[Opening DATA RECORDS section]
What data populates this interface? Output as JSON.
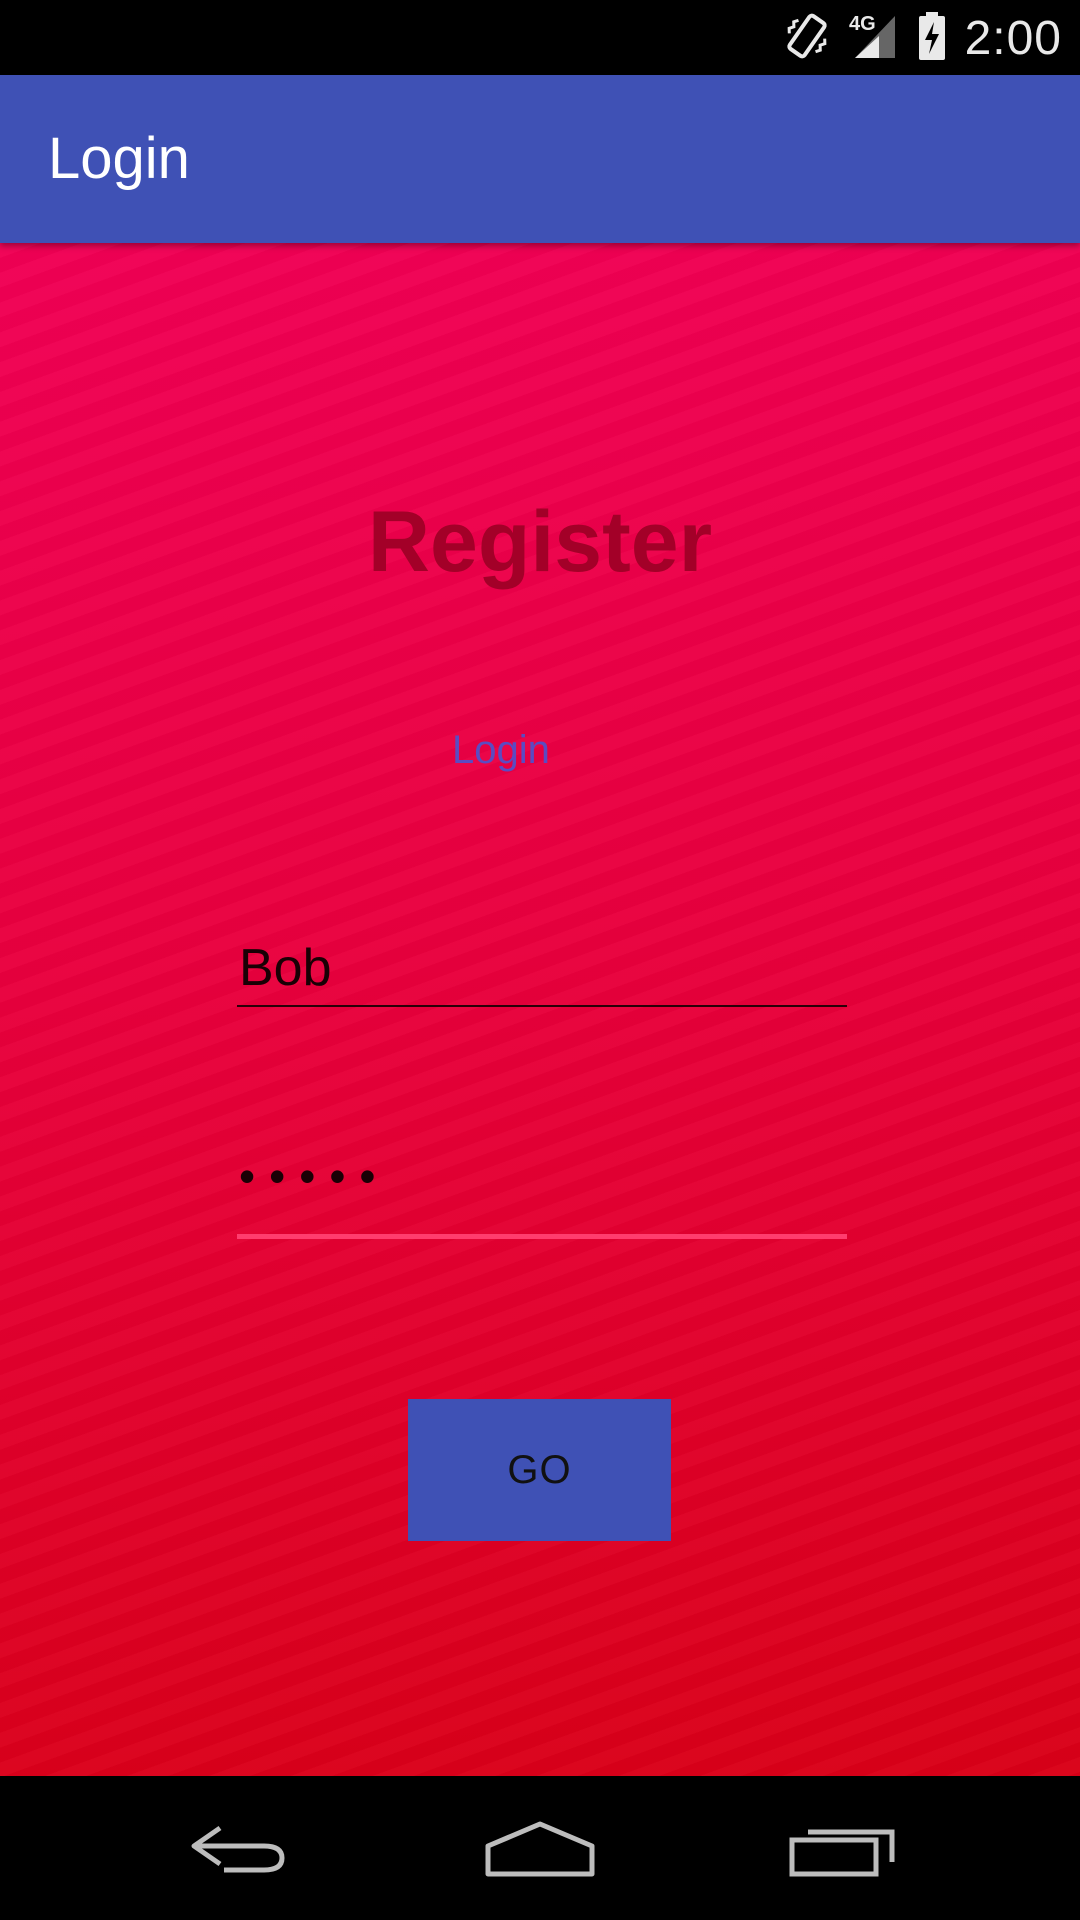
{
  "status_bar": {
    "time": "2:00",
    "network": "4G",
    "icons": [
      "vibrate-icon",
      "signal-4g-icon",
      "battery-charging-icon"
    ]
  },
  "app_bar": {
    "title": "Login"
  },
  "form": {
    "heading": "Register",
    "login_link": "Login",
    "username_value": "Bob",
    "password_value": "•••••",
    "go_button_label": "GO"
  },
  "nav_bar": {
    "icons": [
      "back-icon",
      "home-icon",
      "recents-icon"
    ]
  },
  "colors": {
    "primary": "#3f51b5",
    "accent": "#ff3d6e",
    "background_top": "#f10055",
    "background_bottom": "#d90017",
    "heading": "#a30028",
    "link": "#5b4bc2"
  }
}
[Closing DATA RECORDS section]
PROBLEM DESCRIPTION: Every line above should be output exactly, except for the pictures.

RESULT OF THE EXERCISE:
What data populates this interface? Output as JSON.
{
  "status_bar": {
    "time": "2:00",
    "network": "4G",
    "icons": [
      "vibrate-icon",
      "signal-4g-icon",
      "battery-charging-icon"
    ]
  },
  "app_bar": {
    "title": "Login"
  },
  "form": {
    "heading": "Register",
    "login_link": "Login",
    "username_value": "Bob",
    "password_value": "•••••",
    "go_button_label": "GO"
  },
  "nav_bar": {
    "icons": [
      "back-icon",
      "home-icon",
      "recents-icon"
    ]
  },
  "colors": {
    "primary": "#3f51b5",
    "accent": "#ff3d6e",
    "background_top": "#f10055",
    "background_bottom": "#d90017",
    "heading": "#a30028",
    "link": "#5b4bc2"
  }
}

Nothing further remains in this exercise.